Work task: What lines of the data below hold "Laureate"? Show them.

Start of Given records

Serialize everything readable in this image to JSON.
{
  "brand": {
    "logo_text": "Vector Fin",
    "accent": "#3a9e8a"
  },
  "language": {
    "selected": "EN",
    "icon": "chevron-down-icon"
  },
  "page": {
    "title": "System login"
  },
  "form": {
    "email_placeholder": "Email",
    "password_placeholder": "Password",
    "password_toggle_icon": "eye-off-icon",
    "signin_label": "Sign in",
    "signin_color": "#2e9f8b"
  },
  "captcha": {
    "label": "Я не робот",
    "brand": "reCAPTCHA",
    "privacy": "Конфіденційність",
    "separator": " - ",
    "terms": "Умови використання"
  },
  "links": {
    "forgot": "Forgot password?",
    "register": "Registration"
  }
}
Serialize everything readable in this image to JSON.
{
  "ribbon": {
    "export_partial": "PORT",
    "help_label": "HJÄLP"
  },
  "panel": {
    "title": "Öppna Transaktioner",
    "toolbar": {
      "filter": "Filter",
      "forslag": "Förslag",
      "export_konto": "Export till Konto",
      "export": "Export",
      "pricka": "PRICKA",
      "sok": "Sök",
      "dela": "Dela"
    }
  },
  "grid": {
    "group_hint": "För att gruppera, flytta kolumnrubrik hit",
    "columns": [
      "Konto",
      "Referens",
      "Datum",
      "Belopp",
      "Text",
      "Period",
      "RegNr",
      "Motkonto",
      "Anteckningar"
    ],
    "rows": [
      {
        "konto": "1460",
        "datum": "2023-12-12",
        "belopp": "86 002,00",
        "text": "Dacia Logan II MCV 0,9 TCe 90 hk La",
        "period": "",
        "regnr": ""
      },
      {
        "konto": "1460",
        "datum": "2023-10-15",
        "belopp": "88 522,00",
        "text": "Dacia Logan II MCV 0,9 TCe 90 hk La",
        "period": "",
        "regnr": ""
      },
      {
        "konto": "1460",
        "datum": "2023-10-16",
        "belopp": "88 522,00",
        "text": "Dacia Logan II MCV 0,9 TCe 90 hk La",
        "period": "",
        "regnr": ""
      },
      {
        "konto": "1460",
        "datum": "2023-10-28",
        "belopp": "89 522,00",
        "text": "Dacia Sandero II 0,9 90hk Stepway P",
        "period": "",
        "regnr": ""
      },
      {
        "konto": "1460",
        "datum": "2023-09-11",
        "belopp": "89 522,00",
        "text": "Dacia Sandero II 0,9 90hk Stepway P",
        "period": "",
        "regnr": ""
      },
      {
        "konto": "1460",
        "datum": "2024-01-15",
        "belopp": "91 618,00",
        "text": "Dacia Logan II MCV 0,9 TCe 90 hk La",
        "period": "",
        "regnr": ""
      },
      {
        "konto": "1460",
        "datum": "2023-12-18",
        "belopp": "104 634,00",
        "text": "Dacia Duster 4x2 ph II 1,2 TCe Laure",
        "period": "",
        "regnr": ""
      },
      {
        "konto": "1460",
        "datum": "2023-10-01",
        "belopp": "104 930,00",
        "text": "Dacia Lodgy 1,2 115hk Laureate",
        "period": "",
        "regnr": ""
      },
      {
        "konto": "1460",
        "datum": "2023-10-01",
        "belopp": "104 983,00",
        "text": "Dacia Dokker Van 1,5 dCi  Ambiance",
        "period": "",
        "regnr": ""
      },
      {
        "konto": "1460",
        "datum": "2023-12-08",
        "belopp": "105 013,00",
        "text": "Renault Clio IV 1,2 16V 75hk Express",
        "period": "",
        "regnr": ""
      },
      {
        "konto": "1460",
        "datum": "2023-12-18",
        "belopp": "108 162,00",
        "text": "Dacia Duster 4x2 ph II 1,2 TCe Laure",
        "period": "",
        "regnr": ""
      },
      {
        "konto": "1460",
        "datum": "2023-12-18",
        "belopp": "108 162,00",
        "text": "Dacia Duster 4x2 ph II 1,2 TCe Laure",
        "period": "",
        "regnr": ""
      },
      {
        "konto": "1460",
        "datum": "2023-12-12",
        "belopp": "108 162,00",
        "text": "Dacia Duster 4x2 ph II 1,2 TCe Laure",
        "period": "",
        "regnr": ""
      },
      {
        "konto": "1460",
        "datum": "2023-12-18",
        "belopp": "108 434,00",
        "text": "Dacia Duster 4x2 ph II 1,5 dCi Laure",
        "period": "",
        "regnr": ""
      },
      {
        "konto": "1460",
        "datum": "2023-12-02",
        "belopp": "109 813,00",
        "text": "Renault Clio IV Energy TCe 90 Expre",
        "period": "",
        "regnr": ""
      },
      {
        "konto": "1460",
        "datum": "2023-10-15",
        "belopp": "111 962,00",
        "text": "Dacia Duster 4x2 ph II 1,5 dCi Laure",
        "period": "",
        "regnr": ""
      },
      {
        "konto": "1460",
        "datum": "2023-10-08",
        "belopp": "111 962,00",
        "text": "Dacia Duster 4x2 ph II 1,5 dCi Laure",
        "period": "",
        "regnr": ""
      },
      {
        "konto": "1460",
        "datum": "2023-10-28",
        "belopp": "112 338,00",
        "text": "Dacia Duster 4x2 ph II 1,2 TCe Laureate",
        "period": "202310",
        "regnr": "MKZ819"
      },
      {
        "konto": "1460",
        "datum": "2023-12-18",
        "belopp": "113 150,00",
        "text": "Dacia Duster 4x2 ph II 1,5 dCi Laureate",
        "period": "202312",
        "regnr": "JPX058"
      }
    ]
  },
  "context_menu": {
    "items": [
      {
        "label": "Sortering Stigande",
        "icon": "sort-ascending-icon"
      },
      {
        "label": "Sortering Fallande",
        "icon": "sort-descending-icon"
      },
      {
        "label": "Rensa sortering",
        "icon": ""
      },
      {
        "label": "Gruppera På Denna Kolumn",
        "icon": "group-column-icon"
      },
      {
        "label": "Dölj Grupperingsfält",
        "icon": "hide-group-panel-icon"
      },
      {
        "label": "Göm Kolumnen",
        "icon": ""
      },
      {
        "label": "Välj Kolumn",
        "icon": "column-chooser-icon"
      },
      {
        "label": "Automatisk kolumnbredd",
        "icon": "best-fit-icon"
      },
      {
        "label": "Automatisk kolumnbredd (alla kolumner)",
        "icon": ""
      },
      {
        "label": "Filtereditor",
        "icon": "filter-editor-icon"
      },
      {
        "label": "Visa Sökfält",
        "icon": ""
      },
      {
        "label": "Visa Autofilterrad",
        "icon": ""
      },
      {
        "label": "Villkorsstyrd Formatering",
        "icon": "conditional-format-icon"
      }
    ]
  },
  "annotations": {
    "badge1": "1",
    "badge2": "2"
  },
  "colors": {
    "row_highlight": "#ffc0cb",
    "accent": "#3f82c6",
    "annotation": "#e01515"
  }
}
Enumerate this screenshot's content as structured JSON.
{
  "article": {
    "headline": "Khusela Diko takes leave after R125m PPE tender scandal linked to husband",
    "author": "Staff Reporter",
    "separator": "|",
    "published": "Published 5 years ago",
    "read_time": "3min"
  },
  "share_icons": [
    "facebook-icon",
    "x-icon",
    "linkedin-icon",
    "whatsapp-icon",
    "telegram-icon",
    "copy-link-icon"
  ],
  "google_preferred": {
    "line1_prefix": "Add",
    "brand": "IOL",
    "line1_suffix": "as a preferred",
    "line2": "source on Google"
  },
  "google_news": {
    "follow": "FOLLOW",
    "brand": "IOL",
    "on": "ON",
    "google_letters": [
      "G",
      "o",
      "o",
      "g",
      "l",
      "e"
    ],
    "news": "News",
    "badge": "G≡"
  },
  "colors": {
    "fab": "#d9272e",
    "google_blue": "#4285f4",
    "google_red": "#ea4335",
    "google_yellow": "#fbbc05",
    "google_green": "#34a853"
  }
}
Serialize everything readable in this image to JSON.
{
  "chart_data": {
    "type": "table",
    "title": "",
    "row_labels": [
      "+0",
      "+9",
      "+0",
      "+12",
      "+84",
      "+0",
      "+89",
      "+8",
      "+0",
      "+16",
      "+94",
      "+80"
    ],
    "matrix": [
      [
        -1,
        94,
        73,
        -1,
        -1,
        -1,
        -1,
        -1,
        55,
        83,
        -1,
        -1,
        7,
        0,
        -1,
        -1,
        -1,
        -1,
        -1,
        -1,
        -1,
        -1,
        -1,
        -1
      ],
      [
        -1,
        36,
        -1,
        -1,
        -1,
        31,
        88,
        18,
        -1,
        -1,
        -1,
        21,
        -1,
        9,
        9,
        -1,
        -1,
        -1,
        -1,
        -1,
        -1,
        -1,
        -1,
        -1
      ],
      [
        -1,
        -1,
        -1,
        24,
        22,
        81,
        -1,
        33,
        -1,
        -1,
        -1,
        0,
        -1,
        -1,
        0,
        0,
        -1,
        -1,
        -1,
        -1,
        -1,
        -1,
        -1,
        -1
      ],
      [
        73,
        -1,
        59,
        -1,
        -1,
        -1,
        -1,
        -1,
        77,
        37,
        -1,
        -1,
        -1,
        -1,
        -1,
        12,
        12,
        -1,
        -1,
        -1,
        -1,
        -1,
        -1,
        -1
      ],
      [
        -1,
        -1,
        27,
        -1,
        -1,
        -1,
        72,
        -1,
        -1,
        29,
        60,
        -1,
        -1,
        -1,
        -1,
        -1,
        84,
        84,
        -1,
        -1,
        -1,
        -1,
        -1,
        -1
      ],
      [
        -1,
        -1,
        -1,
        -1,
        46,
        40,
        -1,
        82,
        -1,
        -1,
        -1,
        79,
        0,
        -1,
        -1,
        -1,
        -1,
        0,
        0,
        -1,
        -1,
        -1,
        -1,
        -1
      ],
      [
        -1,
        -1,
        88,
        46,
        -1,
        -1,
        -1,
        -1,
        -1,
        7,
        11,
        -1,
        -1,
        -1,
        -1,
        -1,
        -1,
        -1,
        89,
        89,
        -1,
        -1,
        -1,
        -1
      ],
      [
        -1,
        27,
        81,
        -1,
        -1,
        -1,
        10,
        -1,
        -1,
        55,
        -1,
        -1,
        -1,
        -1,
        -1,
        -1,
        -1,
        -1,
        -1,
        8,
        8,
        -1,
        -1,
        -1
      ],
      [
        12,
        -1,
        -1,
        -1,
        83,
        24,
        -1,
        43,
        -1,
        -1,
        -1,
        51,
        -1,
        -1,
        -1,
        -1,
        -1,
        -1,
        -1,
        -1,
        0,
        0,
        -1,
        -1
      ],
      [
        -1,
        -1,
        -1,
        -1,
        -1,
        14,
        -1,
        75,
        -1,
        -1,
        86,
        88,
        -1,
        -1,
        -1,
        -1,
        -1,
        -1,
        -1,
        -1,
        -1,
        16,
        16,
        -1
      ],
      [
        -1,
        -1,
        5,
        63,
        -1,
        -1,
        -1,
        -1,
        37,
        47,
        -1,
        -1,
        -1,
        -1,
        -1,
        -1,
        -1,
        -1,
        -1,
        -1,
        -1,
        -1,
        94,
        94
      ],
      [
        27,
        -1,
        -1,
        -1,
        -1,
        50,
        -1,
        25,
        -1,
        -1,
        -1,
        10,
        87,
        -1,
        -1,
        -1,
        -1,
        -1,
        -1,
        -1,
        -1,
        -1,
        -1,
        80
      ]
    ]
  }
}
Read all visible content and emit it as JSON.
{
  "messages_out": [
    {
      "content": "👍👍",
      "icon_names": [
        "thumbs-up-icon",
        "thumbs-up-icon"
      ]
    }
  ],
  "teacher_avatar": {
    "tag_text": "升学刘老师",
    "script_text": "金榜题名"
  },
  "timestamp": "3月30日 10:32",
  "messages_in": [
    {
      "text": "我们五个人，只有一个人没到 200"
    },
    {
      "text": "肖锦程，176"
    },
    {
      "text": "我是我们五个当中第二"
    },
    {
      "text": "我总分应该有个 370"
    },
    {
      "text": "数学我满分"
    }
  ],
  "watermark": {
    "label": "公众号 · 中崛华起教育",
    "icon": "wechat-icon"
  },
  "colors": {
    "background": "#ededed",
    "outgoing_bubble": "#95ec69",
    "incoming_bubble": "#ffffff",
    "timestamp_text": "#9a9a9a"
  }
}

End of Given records

Task response:
        "text": "Dacia Lodgy 1,2 115hk Laureate",
        "text": "Dacia Duster 4x2 ph II 1,2 TCe Laureate",
        "text": "Dacia Duster 4x2 ph II 1,5 dCi Laureate",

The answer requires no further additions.